Nahanni National Park in the Northwest Territories
Most people go to Banff, Alberta at this time of year for skiing.
But my colleagues and I are going to be there next week for an entirely different reason: the 2017 Canadian Parks Conference!
Hundreds of people who work in a variety of ways related to parks in Canada and many representing everything from massively large national and provincial parks (mostly in the north) to small municipal parks (in urban areas mostly in the south) will be there. There is a great lineup of speakers and workshop sessions. My colleagues and I will be there speaking about the role of parks and other forms of protected areas in impacting the state of biodiversity in Canada, climate change and carbon, and key opportunities for Canada to achieve its international and national commitments around these issues. There are some obvious ways to obtain win-win solutions to for federal, provincial, territorial, and indigenous governments by looking at protecting overlapping values like intact ecosystems, healthy populations of woodland caribou and other species at risk, and large stores of carbon in natural habitats.

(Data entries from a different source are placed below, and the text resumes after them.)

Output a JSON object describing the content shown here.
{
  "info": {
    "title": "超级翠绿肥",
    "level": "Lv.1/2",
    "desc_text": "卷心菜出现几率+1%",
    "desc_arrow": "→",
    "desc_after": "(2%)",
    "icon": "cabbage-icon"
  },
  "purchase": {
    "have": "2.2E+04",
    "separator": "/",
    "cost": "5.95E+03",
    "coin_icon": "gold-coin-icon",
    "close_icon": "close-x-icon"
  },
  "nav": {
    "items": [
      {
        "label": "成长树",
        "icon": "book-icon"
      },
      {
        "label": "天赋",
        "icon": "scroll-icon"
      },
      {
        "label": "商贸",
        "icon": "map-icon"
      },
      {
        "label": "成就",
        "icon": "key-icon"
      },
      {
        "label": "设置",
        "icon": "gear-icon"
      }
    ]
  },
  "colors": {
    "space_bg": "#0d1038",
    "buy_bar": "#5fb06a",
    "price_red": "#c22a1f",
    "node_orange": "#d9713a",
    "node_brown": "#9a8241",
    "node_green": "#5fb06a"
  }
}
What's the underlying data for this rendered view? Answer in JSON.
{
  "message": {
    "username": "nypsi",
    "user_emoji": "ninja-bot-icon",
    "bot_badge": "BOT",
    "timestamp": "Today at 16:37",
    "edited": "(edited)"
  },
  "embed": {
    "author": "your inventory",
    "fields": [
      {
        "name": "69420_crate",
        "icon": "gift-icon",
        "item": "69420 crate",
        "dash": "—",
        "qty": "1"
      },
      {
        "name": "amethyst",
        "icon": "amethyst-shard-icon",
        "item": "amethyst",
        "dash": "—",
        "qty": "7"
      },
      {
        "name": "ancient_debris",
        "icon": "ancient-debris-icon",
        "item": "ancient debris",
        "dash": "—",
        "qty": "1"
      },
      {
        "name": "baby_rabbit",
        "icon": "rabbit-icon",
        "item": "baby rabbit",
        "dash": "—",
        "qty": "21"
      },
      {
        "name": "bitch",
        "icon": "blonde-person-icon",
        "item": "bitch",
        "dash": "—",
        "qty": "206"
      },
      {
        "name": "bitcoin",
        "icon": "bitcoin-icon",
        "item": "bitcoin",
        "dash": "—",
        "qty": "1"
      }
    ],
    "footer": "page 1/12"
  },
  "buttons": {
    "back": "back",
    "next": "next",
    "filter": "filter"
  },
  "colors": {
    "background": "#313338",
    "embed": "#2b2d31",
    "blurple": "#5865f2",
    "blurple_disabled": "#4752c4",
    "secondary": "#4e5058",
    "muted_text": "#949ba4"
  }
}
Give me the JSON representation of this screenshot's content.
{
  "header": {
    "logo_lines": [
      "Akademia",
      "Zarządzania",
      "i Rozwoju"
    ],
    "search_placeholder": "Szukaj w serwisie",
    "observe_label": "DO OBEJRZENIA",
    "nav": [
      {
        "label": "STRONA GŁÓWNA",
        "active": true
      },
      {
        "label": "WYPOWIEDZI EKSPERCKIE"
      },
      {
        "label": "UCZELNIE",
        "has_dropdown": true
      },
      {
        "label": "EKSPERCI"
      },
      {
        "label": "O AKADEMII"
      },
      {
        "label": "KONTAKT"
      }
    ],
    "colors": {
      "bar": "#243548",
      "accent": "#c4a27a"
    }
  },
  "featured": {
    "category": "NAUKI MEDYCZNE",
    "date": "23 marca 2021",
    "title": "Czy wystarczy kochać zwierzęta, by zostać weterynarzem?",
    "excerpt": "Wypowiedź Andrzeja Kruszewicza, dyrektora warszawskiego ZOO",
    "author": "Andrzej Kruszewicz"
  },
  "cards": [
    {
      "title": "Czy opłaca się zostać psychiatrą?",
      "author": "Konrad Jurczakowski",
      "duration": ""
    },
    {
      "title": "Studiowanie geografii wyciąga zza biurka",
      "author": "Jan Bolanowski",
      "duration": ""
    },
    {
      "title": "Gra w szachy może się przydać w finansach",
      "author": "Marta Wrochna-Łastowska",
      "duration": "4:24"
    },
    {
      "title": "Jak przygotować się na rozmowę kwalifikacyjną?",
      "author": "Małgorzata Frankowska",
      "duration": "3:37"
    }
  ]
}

Certainly the biggest new idea in parks that Canada needs to showcase internationally is the leadership of Indigenous governments and communities in developing land-use plans for their traditional lands, implementing Indigenous Protected Areas, and proposing a variety of protected areas/parks. Canada’s federal, provincial, and territorial governments need to embrace this leadership. They need to move much more quickly to begin providing increased financial support to Indigenous governments for this work. In the short term, there is an urgent need to move swiftly to validate existing land-use plans and protected area proposals already completed by Indigenous governments across Canada.